When Berliners first saw the new WZB campus designed by James Stirling, they dubbed it “die Geburtstagstorte” (the birthday cake)–inspired by the timing (the 750th anniversary of the city) and the pink and blue stripes around several parts of the building that are reminiscent of thick layers of icing on a cake. When I went to the Staatsgalerie in Stuttgart to speak at the 3rd Forum on “CSR und Kultur” this week, I felt like I was visiting an older sibling of the WZB, because I was surrounded by familiar Stirling forms and colours. However, although we used many images during the presentations and discussions about the relationships between CSR and culture, “icing on the cake” was definitely not among them!
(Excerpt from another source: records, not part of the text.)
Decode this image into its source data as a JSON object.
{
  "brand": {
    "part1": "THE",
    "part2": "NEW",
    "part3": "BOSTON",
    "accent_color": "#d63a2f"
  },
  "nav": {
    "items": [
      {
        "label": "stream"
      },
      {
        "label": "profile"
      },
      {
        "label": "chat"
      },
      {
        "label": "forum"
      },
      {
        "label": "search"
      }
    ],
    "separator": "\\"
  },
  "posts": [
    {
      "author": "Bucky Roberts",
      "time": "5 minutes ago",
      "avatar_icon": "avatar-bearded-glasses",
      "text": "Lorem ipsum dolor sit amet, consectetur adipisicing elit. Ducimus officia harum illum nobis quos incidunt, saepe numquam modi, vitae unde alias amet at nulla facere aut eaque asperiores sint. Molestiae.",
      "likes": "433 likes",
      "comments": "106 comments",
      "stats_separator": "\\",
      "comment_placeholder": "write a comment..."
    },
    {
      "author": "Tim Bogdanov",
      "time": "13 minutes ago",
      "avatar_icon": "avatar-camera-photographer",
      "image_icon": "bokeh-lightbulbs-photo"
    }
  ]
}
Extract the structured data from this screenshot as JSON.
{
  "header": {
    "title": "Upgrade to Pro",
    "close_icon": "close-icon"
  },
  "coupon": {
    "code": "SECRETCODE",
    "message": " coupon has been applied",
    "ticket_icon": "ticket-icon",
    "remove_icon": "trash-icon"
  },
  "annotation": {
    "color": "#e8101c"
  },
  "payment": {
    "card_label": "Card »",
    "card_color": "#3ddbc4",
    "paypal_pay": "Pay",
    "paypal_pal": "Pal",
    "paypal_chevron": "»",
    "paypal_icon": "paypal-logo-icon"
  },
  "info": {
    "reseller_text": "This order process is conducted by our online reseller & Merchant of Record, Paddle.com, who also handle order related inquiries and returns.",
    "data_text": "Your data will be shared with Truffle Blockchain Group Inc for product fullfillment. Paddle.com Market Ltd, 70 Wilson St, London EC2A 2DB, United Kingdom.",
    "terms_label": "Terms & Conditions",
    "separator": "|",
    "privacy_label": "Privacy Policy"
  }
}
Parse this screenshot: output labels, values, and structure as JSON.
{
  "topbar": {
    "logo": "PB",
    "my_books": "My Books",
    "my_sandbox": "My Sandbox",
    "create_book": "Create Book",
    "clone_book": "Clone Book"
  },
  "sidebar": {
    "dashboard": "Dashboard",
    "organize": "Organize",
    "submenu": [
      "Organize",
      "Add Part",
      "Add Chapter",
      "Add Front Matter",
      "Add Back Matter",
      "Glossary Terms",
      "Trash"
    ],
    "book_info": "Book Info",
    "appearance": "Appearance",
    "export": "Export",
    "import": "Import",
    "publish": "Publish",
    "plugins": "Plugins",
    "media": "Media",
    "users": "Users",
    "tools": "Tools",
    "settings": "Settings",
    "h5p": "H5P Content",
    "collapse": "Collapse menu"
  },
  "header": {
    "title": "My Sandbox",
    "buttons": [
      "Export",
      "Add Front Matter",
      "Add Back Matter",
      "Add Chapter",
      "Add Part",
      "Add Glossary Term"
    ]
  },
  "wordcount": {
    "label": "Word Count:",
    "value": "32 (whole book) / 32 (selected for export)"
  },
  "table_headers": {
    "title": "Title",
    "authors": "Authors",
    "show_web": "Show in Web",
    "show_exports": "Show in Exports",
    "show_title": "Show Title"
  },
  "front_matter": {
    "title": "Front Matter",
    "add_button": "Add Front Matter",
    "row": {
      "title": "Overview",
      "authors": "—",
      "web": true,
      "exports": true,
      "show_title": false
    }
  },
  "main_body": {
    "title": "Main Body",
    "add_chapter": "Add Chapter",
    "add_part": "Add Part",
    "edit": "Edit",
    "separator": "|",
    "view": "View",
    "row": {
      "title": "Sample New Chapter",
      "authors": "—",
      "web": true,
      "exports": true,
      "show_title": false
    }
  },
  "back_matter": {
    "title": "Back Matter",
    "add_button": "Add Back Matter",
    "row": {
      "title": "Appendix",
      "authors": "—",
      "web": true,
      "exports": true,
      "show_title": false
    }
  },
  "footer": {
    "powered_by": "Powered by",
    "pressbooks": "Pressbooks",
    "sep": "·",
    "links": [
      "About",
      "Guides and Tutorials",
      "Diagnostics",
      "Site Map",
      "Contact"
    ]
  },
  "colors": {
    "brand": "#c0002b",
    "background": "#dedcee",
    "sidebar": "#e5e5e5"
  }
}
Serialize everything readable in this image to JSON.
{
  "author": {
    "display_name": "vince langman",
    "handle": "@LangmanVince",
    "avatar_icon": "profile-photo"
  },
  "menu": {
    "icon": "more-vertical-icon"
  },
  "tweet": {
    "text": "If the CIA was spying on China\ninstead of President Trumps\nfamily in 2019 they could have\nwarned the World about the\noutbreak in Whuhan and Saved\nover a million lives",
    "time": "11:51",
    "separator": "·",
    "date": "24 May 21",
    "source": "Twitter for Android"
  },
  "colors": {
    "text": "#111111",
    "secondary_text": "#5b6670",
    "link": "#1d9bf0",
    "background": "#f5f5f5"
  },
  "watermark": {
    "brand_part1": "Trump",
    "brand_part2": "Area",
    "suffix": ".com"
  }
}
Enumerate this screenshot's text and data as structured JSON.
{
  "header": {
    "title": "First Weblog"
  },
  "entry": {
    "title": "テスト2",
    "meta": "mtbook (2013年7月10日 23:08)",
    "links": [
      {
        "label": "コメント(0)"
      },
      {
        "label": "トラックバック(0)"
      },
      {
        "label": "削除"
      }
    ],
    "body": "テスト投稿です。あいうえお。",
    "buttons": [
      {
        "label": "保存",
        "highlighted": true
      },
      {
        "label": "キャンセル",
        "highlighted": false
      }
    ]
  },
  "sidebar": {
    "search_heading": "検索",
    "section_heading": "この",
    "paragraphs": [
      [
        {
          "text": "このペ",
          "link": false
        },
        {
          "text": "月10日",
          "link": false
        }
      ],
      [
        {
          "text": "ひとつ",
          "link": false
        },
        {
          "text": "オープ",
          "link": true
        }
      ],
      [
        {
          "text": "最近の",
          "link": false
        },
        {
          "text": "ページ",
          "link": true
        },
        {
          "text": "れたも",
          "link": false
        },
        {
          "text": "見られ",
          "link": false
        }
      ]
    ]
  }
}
After I wrote my post about this year’s theme of Nichtwissen at the Kulturwissenschaftliches Kolleg, my WZB colleague Michael Hutter brought to my attention that the February issue of Economy and Society is dedicated to the topic of “strategic unknowing.” It turned out to be the beginning of a multisensory process of engagement with the topic for a few days. My fingers immediately reached out to the keyboard to download the introductory article (accessible free of charge from the journal website), then, pencil gliding across the page, I read it. My ears joined into the process of engaging with the topic that night, when I tuned into a recent edition of the BBC discussion program The Forum dedicated to the subject of ignorance with a neuroscientist, a novelist, and a microfinancier. A day later, a BBC interview with a Greek novelist unexpectedly helped me see into the heart of the matter.
My first intellectual introduction to the topic of valuing waste was when the anthropologist Mike Thompson was a visiting fellow at the International Institute for Environment and Society of the WZB in the late-1970s. He was working on his Rubbish Theory at the time (in between his treks in the Himalayas, a passion he shared with our WZB colleague Rob Coppock, who was working on chaos theory). If I don’t count learning about the garbage can theory of decision making, my next intellectual engagement with the subject came many years later when my colleagues at the research unit Cultural Sources of Newness chose texts by Boris Groys for our internal seminar. We discussed how things that society no longer values become sources of new value at later points in time and we explored the potential usefulness of the concept of re-valorization for our research program at the WZB.
The concept intrigued me, but it was not until André Sobczak introduced me to the French artist Serge Crampon in 2009, that it really made sense to me. Serge’s art emerges from materials that nature and humans abandon, items he discovers during his walks and brings back to his studio, where he reveals their essence in a new creation.